Page and application data records
____
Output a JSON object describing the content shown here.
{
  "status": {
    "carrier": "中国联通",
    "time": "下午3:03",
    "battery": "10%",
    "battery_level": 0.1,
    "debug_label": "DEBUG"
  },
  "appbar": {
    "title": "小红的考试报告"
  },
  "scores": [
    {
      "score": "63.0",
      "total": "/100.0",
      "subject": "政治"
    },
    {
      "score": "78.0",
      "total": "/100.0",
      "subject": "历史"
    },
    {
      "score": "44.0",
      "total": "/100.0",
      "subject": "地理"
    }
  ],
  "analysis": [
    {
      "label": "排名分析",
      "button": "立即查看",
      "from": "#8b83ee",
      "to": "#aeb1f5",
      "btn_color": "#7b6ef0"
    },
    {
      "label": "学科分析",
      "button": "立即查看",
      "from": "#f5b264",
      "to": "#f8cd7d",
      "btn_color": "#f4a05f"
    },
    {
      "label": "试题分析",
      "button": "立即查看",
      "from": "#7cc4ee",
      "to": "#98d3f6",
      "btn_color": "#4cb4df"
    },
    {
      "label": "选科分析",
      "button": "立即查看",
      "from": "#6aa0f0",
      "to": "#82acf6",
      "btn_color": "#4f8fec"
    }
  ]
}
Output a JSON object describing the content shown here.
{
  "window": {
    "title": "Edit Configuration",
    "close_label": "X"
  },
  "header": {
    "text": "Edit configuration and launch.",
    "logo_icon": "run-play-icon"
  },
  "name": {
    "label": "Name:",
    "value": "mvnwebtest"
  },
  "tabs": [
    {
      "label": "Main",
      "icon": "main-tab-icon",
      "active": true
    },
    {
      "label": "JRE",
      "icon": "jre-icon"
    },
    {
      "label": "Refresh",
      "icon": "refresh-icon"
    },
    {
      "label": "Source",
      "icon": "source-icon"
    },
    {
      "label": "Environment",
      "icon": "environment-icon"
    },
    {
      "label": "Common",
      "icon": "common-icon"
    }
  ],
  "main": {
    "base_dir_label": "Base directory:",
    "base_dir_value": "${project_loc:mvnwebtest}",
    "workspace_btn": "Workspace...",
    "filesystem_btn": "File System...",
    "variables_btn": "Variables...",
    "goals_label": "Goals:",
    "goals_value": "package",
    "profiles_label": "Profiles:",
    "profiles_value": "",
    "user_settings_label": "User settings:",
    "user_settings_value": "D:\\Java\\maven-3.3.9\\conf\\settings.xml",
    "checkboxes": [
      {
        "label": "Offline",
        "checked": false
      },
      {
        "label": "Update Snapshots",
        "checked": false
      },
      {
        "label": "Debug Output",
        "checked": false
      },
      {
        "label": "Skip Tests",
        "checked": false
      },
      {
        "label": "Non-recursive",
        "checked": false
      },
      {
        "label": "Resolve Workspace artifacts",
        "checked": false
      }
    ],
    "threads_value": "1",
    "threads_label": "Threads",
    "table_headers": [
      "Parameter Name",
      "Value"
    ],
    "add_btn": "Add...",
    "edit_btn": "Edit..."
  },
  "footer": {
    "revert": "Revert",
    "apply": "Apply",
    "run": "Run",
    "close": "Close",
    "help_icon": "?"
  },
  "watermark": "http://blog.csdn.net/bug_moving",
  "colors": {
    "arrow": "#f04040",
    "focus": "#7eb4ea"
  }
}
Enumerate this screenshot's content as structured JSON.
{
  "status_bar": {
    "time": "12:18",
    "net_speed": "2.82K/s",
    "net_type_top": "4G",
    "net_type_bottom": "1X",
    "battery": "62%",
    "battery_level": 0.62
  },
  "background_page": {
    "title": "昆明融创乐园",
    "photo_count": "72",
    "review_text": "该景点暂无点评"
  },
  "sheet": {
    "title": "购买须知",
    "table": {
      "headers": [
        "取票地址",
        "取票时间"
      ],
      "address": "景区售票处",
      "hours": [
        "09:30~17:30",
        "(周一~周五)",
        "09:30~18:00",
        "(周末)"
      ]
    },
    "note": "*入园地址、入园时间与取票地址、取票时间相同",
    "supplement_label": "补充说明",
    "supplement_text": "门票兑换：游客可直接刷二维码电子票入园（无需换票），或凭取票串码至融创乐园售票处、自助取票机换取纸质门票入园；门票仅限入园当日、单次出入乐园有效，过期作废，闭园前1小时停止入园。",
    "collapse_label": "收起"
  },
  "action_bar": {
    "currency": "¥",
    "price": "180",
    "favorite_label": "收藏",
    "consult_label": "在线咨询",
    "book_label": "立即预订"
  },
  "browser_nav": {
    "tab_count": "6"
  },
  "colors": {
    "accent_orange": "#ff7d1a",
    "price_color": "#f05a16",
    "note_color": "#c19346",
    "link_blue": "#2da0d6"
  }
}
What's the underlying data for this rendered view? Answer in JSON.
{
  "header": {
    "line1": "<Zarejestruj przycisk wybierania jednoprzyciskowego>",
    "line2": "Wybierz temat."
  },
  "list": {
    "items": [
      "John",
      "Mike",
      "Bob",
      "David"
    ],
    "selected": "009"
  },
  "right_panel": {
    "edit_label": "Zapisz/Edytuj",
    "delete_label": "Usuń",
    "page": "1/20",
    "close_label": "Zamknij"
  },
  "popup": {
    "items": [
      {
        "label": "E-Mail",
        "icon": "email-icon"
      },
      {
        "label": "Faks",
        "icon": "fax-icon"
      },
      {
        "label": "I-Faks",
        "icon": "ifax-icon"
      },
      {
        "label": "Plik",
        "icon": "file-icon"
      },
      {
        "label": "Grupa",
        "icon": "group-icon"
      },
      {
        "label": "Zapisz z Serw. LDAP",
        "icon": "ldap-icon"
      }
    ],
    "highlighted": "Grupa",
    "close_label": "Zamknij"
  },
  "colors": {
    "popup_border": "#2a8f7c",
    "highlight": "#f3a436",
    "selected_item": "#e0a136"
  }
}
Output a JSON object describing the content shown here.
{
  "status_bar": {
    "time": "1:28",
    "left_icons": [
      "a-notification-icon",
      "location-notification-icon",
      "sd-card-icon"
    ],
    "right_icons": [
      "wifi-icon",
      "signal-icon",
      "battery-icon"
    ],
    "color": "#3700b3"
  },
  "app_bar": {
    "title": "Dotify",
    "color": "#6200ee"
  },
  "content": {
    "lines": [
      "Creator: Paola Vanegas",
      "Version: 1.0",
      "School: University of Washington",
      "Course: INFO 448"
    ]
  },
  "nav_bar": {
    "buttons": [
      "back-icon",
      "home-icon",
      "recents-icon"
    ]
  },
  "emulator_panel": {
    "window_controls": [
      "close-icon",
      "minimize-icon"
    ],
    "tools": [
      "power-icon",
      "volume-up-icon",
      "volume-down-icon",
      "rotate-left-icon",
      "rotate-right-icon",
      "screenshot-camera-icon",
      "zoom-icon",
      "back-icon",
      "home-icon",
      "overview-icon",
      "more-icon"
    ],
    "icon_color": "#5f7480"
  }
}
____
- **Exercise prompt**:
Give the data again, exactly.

- **Response to the task**:
Output a JSON object describing the content shown here.
{
  "status": {
    "carrier": "中国联通",
    "time": "下午3:03",
    "battery": "10%",
    "battery_level": 0.1,
    "debug_label": "DEBUG"
  },
  "appbar": {
    "title": "小红的考试报告"
  },
  "scores": [
    {
      "score": "63.0",
      "total": "/100.0",
      "subject": "政治"
    },
    {
      "score": "78.0",
      "total": "/100.0",
      "subject": "历史"
    },
    {
      "score": "44.0",
      "total": "/100.0",
      "subject": "地理"
    }
  ],
  "analysis": [
    {
      "label": "排名分析",
      "button": "立即查看",
      "from": "#8b83ee",
      "to": "#aeb1f5",
      "btn_color": "#7b6ef0"
    },
    {
      "label": "学科分析",
      "button": "立即查看",
      "from": "#f5b264",
      "to": "#f8cd7d",
      "btn_color": "#f4a05f"
    },
    {
      "label": "试题分析",
      "button": "立即查看",
      "from": "#7cc4ee",
      "to": "#98d3f6",
      "btn_color": "#4cb4df"
    },
    {
      "label": "选科分析",
      "button": "立即查看",
      "from": "#6aa0f0",
      "to": "#82acf6",
      "btn_color": "#4f8fec"
    }
  ]
}
Output a JSON object describing the content shown here.
{
  "window": {
    "title": "Edit Configuration",
    "close_label": "X"
  },
  "header": {
    "text": "Edit configuration and launch.",
    "logo_icon": "run-play-icon"
  },
  "name": {
    "label": "Name:",
    "value": "mvnwebtest"
  },
  "tabs": [
    {
      "label": "Main",
      "icon": "main-tab-icon",
      "active": true
    },
    {
      "label": "JRE",
      "icon": "jre-icon"
    },
    {
      "label": "Refresh",
      "icon": "refresh-icon"
    },
    {
      "label": "Source",
      "icon": "source-icon"
    },
    {
      "label": "Environment",
      "icon": "environment-icon"
    },
    {
      "label": "Common",
      "icon": "common-icon"
    }
  ],
  "main": {
    "base_dir_label": "Base directory:",
    "base_dir_value": "${project_loc:mvnwebtest}",
    "workspace_btn": "Workspace...",
    "filesystem_btn": "File System...",
    "variables_btn": "Variables...",
    "goals_label": "Goals:",
    "goals_value": "package",
    "profiles_label": "Profiles:",
    "profiles_value": "",
    "user_settings_label": "User settings:",
    "user_settings_value": "D:\\Java\\maven-3.3.9\\conf\\settings.xml",
    "checkboxes": [
      {
        "label": "Offline",
        "checked": false
      },
      {
        "label": "Update Snapshots",
        "checked": false
      },
      {
        "label": "Debug Output",
        "checked": false
      },
      {
        "label": "Skip Tests",
        "checked": false
      },
      {
        "label": "Non-recursive",
        "checked": false
      },
      {
        "label": "Resolve Workspace artifacts",
        "checked": false
      }
    ],
    "threads_value": "1",
    "threads_label": "Threads",
    "table_headers": [
      "Parameter Name",
      "Value"
    ],
    "add_btn": "Add...",
    "edit_btn": "Edit..."
  },
  "footer": {
    "revert": "Revert",
    "apply": "Apply",
    "run": "Run",
    "close": "Close",
    "help_icon": "?"
  },
  "watermark": "http://blog.csdn.net/bug_moving",
  "colors": {
    "arrow": "#f04040",
    "focus": "#7eb4ea"
  }
}
Enumerate this screenshot's content as structured JSON.
{
  "status_bar": {
    "time": "12:18",
    "net_speed": "2.82K/s",
    "net_type_top": "4G",
    "net_type_bottom": "1X",
    "battery": "62%",
    "battery_level": 0.62
  },
  "background_page": {
    "title": "昆明融创乐园",
    "photo_count": "72",
    "review_text": "该景点暂无点评"
  },
  "sheet": {
    "title": "购买须知",
    "table": {
      "headers": [
        "取票地址",
        "取票时间"
      ],
      "address": "景区售票处",
      "hours": [
        "09:30~17:30",
        "(周一~周五)",
        "09:30~18:00",
        "(周末)"
      ]
    },
    "note": "*入园地址、入园时间与取票地址、取票时间相同",
    "supplement_label": "补充说明",
    "supplement_text": "门票兑换：游客可直接刷二维码电子票入园（无需换票），或凭取票串码至融创乐园售票处、自助取票机换取纸质门票入园；门票仅限入园当日、单次出入乐园有效，过期作废，闭园前1小时停止入园。",
    "collapse_label": "收起"
  },
  "action_bar": {
    "currency": "¥",
    "price": "180",
    "favorite_label": "收藏",
    "consult_label": "在线咨询",
    "book_label": "立即预订"
  },
  "browser_nav": {
    "tab_count": "6"
  },
  "colors": {
    "accent_orange": "#ff7d1a",
    "price_color": "#f05a16",
    "note_color": "#c19346",
    "link_blue": "#2da0d6"
  }
}
What's the underlying data for this rendered view? Answer in JSON.
{
  "header": {
    "line1": "<Zarejestruj przycisk wybierania jednoprzyciskowego>",
    "line2": "Wybierz temat."
  },
  "list": {
    "items": [
      "John",
      "Mike",
      "Bob",
      "David"
    ],
    "selected": "009"
  },
  "right_panel": {
    "edit_label": "Zapisz/Edytuj",
    "delete_label": "Usuń",
    "page": "1/20",
    "close_label": "Zamknij"
  },
  "popup": {
    "items": [
      {
        "label": "E-Mail",
        "icon": "email-icon"
      },
      {
        "label": "Faks",
        "icon": "fax-icon"
      },
      {
        "label": "I-Faks",
        "icon": "ifax-icon"
      },
      {
        "label": "Plik",
        "icon": "file-icon"
      },
      {
        "label": "Grupa",
        "icon": "group-icon"
      },
      {
        "label": "Zapisz z Serw. LDAP",
        "icon": "ldap-icon"
      }
    ],
    "highlighted": "Grupa",
    "close_label": "Zamknij"
  },
  "colors": {
    "popup_border": "#2a8f7c",
    "highlight": "#f3a436",
    "selected_item": "#e0a136"
  }
}
Output a JSON object describing the content shown here.
{
  "status_bar": {
    "time": "1:28",
    "left_icons": [
      "a-notification-icon",
      "location-notification-icon",
      "sd-card-icon"
    ],
    "right_icons": [
      "wifi-icon",
      "signal-icon",
      "battery-icon"
    ],
    "color": "#3700b3"
  },
  "app_bar": {
    "title": "Dotify",
    "color": "#6200ee"
  },
  "content": {
    "lines": [
      "Creator: Paola Vanegas",
      "Version: 1.0",
      "School: University of Washington",
      "Course: INFO 448"
    ]
  },
  "nav_bar": {
    "buttons": [
      "back-icon",
      "home-icon",
      "recents-icon"
    ]
  },
  "emulator_panel": {
    "window_controls": [
      "close-icon",
      "minimize-icon"
    ],
    "tools": [
      "power-icon",
      "volume-up-icon",
      "volume-down-icon",
      "rotate-left-icon",
      "rotate-right-icon",
      "screenshot-camera-icon",
      "zoom-icon",
      "back-icon",
      "home-icon",
      "overview-icon",
      "more-icon"
    ],
    "icon_color": "#5f7480"
  }
}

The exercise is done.